Start of Block
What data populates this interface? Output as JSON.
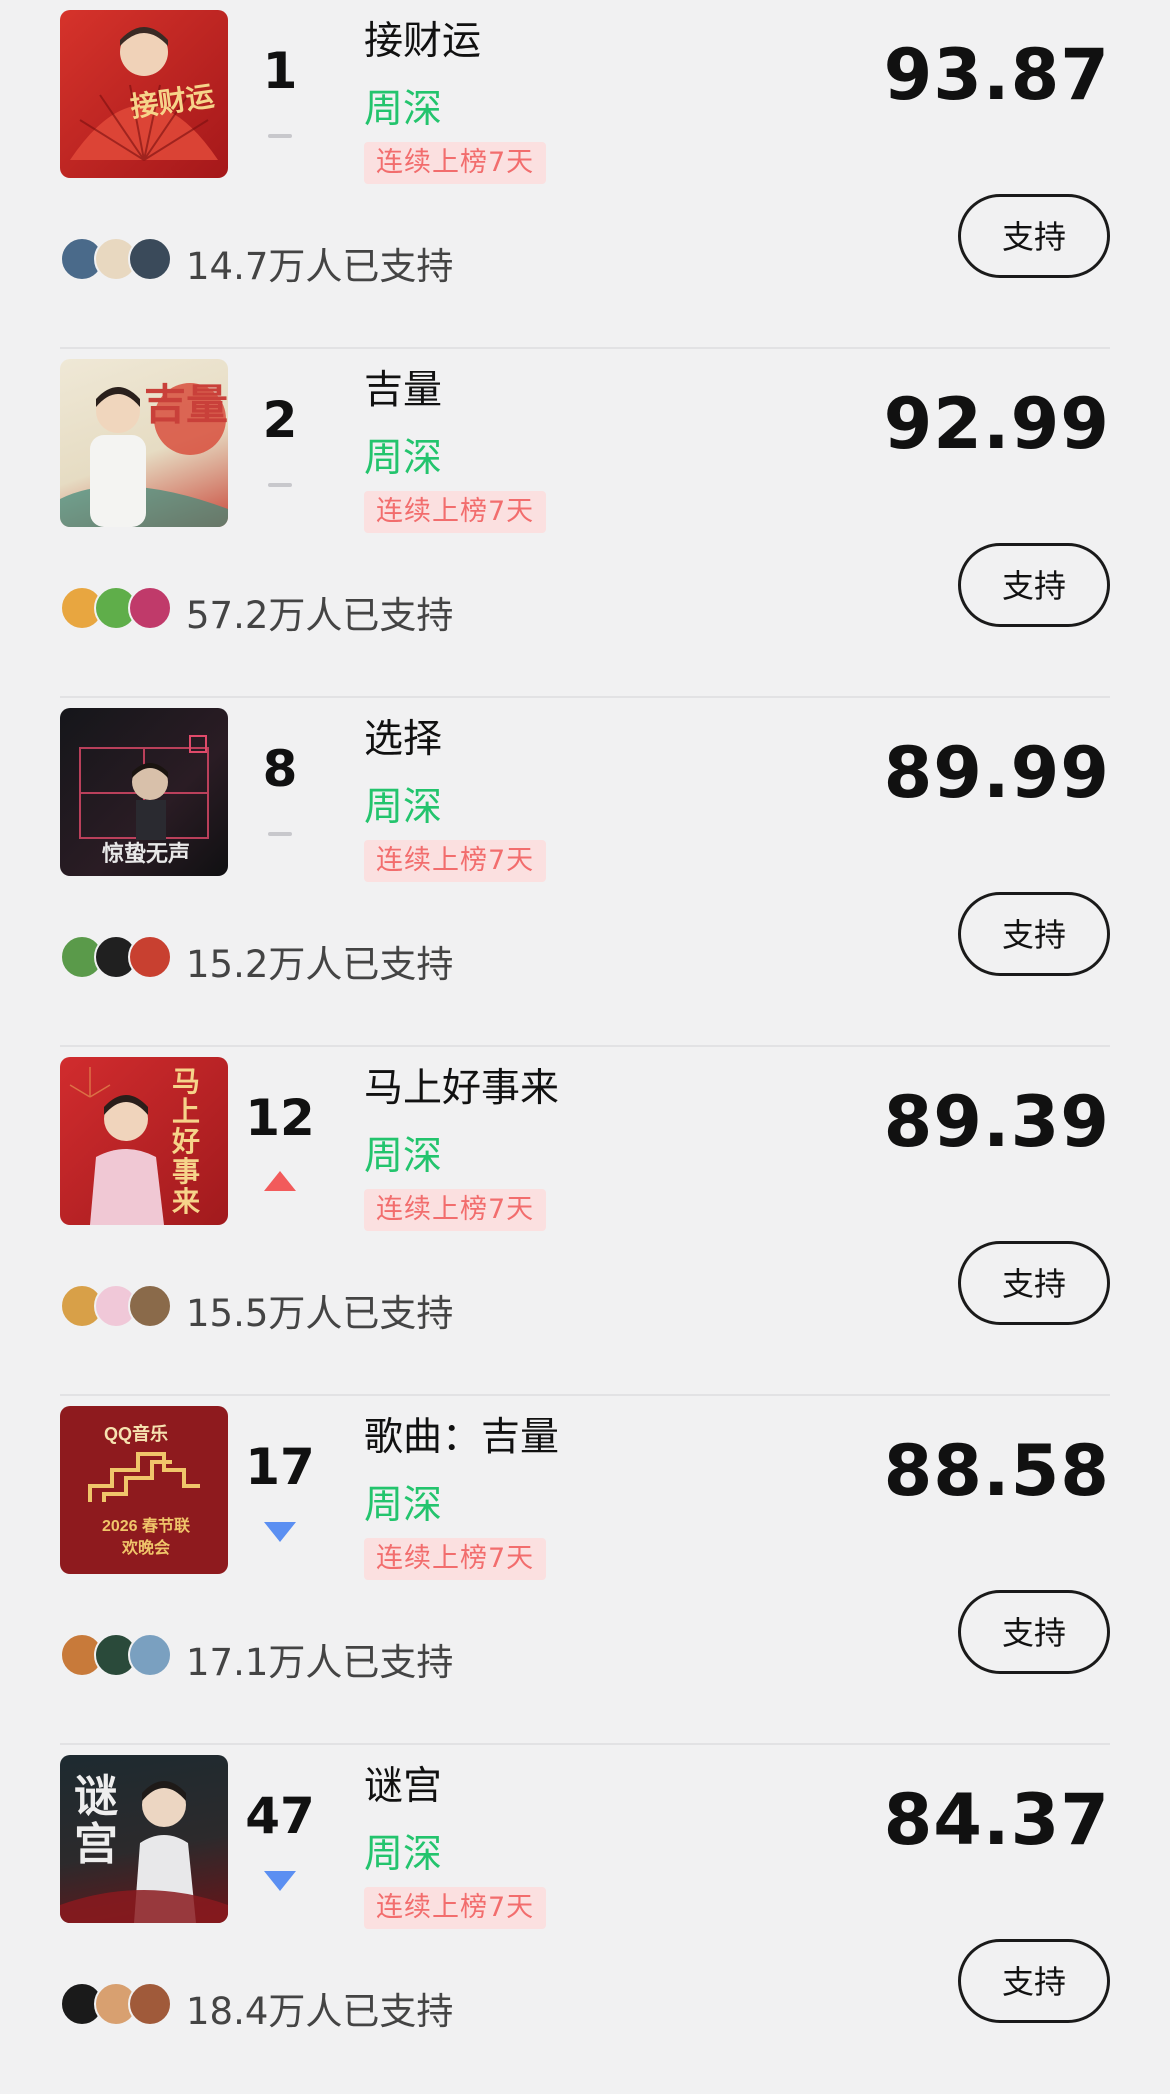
{
  "rows": [
    {
      "rank": "1",
      "trend": "flat",
      "title": "接财运",
      "artist": "周深",
      "streak": "连续上榜7天",
      "score": "93.87",
      "support_count": "14.7万人已支持",
      "button": "支持",
      "cover_text": "接财运",
      "colors": {
        "bg1": "#c8231e",
        "bg2": "#8f1512",
        "accent": "#f6d48a"
      },
      "avatar_colors": [
        "#4a6a8a",
        "#e8d8c0",
        "#3a4a5a"
      ]
    },
    {
      "rank": "2",
      "trend": "flat",
      "title": "吉量",
      "artist": "周深",
      "streak": "连续上榜7天",
      "score": "92.99",
      "support_count": "57.2万人已支持",
      "button": "支持",
      "cover_text": "吉量",
      "colors": {
        "bg1": "#e9e2cf",
        "bg2": "#c9403a",
        "accent": "#c9403a"
      },
      "avatar_colors": [
        "#e8a640",
        "#5fae4a",
        "#c03a6a"
      ]
    },
    {
      "rank": "8",
      "trend": "flat",
      "title": "选择",
      "artist": "周深",
      "streak": "连续上榜7天",
      "score": "89.99",
      "support_count": "15.2万人已支持",
      "button": "支持",
      "cover_text": "惊蛰无声",
      "colors": {
        "bg1": "#1b1c20",
        "bg2": "#3a1a22",
        "accent": "#e04a6a"
      },
      "avatar_colors": [
        "#5a9a4a",
        "#202020",
        "#c84030"
      ]
    },
    {
      "rank": "12",
      "trend": "up",
      "title": "马上好事来",
      "artist": "周深",
      "streak": "连续上榜7天",
      "score": "89.39",
      "support_count": "15.5万人已支持",
      "button": "支持",
      "cover_text": "马上好事来",
      "colors": {
        "bg1": "#c8262a",
        "bg2": "#9c1a1e",
        "accent": "#f4d27a"
      },
      "avatar_colors": [
        "#d8a048",
        "#f0c8d8",
        "#8a6a4a"
      ]
    },
    {
      "rank": "17",
      "trend": "down",
      "title": "歌曲：吉量",
      "artist": "周深",
      "streak": "连续上榜7天",
      "score": "88.58",
      "support_count": "17.1万人已支持",
      "button": "支持",
      "cover_text": "QQ音乐",
      "cover_sub": "2026 春节联欢晚会",
      "colors": {
        "bg1": "#8e1a1e",
        "bg2": "#7a1418",
        "accent": "#f0c56a"
      },
      "avatar_colors": [
        "#c87a3a",
        "#2a4a3a",
        "#7aa0c0"
      ]
    },
    {
      "rank": "47",
      "trend": "down",
      "title": "谜宫",
      "artist": "周深",
      "streak": "连续上榜7天",
      "score": "84.37",
      "support_count": "18.4万人已支持",
      "button": "支持",
      "cover_text": "谜宫",
      "colors": {
        "bg1": "#1d2a30",
        "bg2": "#5a1418",
        "accent": "#e8e8e8"
      },
      "avatar_colors": [
        "#1a1a1a",
        "#d8a070",
        "#a05a3a"
      ]
    }
  ]
}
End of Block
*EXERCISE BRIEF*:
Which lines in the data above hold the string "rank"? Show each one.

*ANSWER TO THIS PROBLEM*:
      "rank": "1",
      "rank": "2",
      "rank": "8",
      "rank": "12",
      "rank": "17",
      "rank": "47",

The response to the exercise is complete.